## [Task objective]
In the listing below, look for "empty" and copy every line that has it.

- Opening Delimiter -

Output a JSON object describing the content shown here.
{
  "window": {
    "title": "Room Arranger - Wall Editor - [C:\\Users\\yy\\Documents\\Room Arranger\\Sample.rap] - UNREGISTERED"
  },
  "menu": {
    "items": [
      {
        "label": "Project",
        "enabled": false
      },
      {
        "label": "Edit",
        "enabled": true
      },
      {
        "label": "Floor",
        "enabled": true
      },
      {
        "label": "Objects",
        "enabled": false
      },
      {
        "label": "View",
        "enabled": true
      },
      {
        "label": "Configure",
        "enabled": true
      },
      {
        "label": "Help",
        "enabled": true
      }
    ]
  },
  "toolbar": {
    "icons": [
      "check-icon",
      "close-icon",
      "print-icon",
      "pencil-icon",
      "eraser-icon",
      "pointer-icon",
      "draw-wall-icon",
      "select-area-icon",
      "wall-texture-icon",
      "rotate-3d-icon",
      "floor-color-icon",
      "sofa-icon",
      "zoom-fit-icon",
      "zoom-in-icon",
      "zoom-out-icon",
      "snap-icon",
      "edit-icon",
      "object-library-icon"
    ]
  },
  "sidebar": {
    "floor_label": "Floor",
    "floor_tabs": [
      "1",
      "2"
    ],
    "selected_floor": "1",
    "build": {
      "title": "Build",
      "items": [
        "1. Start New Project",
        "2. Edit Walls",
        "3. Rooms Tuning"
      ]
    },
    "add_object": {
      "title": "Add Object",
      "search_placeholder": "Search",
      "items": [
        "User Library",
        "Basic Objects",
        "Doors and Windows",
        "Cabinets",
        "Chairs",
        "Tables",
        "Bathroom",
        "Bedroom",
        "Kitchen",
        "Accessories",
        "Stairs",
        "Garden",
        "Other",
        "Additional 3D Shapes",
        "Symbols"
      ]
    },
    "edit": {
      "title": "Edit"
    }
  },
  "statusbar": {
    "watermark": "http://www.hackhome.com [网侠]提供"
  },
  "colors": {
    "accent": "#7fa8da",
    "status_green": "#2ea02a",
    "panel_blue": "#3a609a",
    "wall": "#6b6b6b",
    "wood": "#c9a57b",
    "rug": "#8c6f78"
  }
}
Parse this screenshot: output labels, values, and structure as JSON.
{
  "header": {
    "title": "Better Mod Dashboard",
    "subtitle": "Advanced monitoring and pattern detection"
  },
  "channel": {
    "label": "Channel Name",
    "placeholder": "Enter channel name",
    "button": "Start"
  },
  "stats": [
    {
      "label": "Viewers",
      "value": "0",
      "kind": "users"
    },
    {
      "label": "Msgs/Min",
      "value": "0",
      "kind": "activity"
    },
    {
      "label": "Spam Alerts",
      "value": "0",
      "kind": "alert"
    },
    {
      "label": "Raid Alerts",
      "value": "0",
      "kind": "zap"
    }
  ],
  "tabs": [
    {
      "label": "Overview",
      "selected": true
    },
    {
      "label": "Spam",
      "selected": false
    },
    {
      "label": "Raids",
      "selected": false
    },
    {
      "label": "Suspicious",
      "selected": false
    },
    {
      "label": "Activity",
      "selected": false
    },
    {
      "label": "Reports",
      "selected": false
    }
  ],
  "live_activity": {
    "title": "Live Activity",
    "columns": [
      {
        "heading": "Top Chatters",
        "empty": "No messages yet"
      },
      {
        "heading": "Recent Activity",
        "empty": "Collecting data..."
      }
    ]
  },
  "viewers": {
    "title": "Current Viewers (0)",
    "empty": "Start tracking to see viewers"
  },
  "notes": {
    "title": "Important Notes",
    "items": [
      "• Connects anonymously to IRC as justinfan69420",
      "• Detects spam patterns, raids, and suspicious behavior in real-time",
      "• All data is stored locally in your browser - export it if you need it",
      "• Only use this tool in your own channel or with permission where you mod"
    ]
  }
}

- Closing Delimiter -

## [Your response]
        "empty": "No messages yet"
        "empty": "Collecting data..."
    "empty": "Start tracking to see viewers"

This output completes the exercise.